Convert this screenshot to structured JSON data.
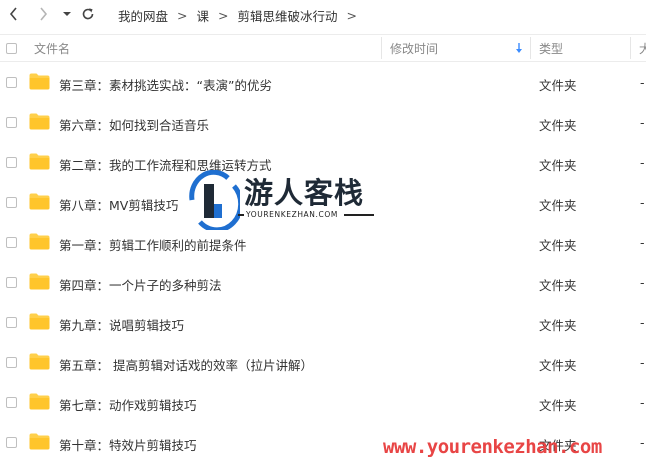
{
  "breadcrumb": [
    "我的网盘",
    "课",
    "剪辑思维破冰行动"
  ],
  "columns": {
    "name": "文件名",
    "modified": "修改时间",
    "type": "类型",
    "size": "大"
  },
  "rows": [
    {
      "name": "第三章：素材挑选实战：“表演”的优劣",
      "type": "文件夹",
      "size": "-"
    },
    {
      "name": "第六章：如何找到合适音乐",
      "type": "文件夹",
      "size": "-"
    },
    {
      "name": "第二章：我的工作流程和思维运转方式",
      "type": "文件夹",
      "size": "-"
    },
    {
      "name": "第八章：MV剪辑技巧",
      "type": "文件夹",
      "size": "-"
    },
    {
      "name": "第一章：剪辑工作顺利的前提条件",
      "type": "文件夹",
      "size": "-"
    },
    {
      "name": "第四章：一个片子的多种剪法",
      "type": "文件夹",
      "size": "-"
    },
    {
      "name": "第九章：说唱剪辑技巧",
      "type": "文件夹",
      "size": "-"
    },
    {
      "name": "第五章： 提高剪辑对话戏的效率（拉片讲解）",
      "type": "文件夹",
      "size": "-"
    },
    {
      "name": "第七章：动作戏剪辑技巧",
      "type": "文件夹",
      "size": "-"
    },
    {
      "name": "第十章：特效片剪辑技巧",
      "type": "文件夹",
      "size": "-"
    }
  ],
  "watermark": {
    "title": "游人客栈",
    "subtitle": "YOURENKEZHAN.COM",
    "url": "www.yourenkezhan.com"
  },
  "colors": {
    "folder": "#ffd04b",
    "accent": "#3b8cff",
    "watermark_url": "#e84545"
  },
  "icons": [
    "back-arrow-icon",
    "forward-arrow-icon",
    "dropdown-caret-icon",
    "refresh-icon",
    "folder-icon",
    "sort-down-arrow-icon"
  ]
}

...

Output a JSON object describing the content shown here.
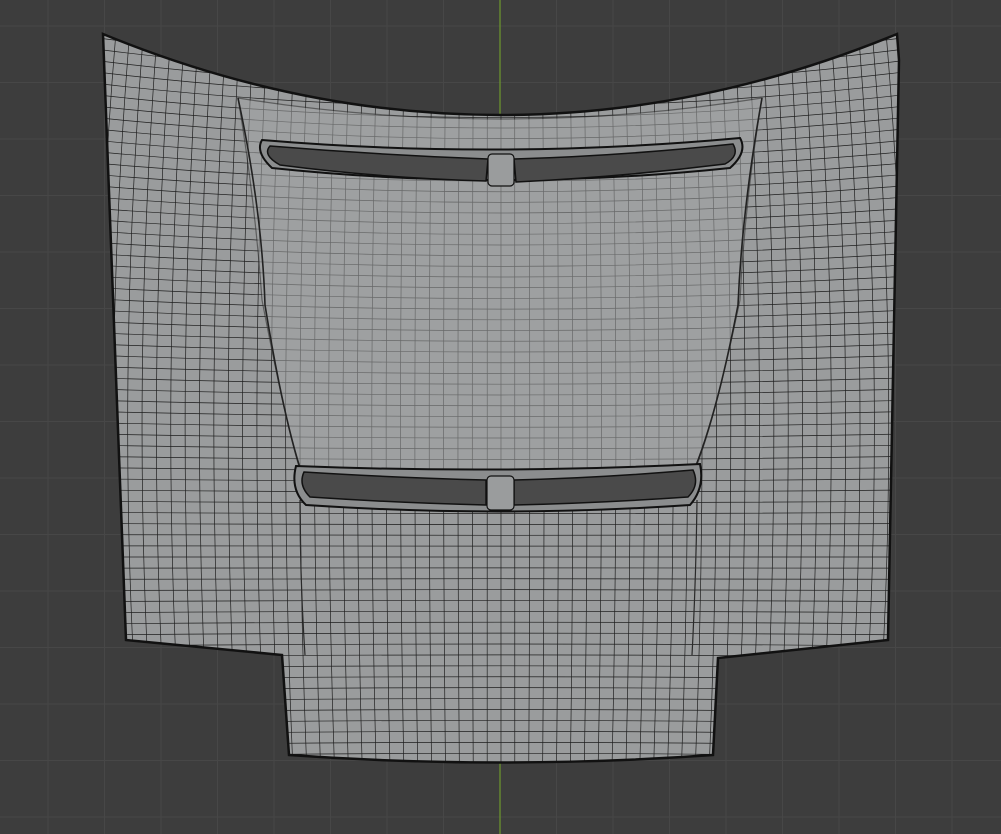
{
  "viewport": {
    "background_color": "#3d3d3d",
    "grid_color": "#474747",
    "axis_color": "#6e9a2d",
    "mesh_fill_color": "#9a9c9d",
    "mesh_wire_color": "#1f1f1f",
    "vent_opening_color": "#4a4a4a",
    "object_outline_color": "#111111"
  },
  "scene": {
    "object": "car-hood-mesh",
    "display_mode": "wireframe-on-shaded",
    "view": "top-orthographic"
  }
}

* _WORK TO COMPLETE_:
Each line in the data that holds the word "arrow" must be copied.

* _RESPONSE_:
    "back-arrow-icon",
    "forward-arrow-icon",
    "sort-down-arrow-icon"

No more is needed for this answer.